Although compression wood has a higher than-normal density, it is weak in some critical strength properties. The most serious drawback of compression wood is its abnormal drying behaviour. When normal wood in the form of lumber dries, it shrinks in thickness and width (by predictable amounts).

It shrinks very little (practically negligible) in length. Compression wood, however, shrinks in length by more than 10 times that of normal wood. This causes bowing and twisting of certain pieces of lumber. Compression wood is more easily recognized than tension wood and should be avoided where strength is a prime requirement.

Heartwood and Sapwood

While a tree is young the wood conducts water (or sap) up the tree, stores food for growing, and provides strength to the tree stem. This wood is called sapwood. Later, as the tree grows in diameter, the cells toward the centre (pith) of the stem die. This core of dead cells around the pith is called heartwood. As the tree grows, the core of heartwood moves outward as well.
There is great variability in the proportion of sapwood to heartwood. In some woods, when the cells die and form heartwood, noticeable changes take place. The most common change is a darkening in colour of the heartwood. Red oak and eastern white cedar are good examples of this darkening process while the eastern spruces, balsam fir, and other hardwoods show practically no colour change in the heartwood. Heartwood should not be confused with the darkening in colour due to activity of decay organisms.
Important changes occur when heartwood is created by dying sapwood cells. In some woods - cedars and white oak for example -chemicals are deposited in the heartwood cells which impart a high degree of natural decay resistance. In other species, the cells are completely blocked by another kind of deposit that, in turn, reduces its ability to conduct water. This means that water is difficult to remove during drying. For the same reason, liquid preservatives are difficult to introduce beyond the sapwood.

Wood Identification

We have touched on some of the features of wood that will help with identification. If you want to learn more about wood identification we suggest (1) Canadian Woods. 3rd Edition (see below); (2) Forintek Canada Corp., 319 rue Franquet, Ste-Foy, Quebec, GlV 4CF, have small, labelled wood samples available, in boxes of 40 ($100 per box for non-members; $50 per box for supporting members of Forintek); (3) You may wish to make up your own samples 1/4 in. thick, by 2 ½ inches by 4 inches. They should be dry. With the above noted key, or by simply observing prominent features, you will become proficient at identifying local species.

Further Reading

  1. Haygreen, John and Kim Bowyer, 1989,
    Forest Products and Wood Science.
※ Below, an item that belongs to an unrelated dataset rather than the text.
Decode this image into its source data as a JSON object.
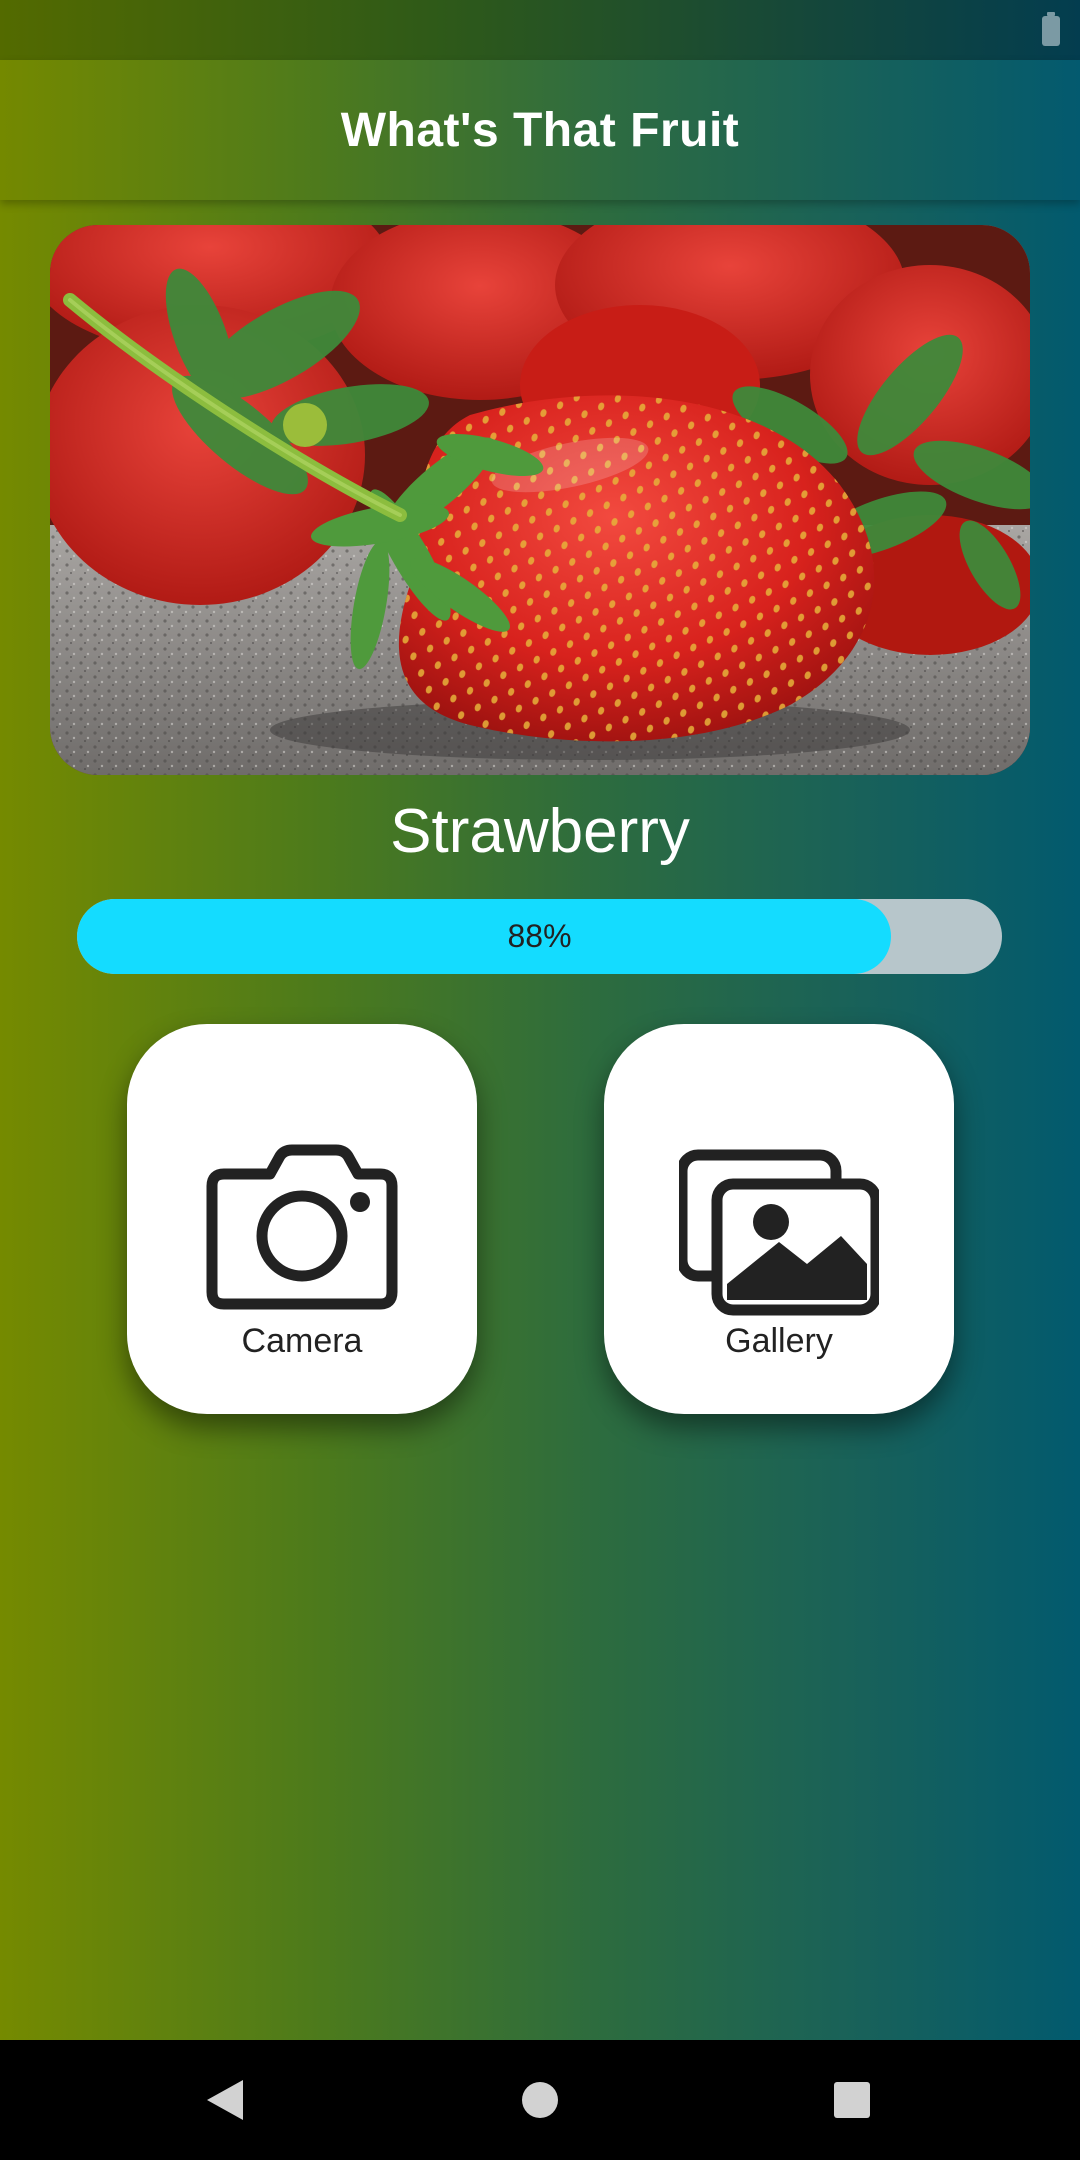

Second Edition, Iowa State Univ. Press, Ames, IO.
  2. Hoadley, Bruce, 1981, Understanding Wood, The Taunton Press, Newton, CT.
  3. Mullins, E. J. and T. S. McKnight, 1981,
    Canadian Woods - Their Properties and Uses. Third Edition, Supply and Services Canada, Ottawa.
  4. Panshin, A.J. and Carl de Zeeuw, 1980, Textbook of Wood Technology, McGraw-Hill, New York.
  5. Ward, J.C., R.A. Hann, R.C. Baltes, and E.H. Bulgrin. 1972, Honeycomb and Ring Failure in Bacterial Infected Red Oak Lumber After Kiln Drying, USDA Forest Service, Madison, WS.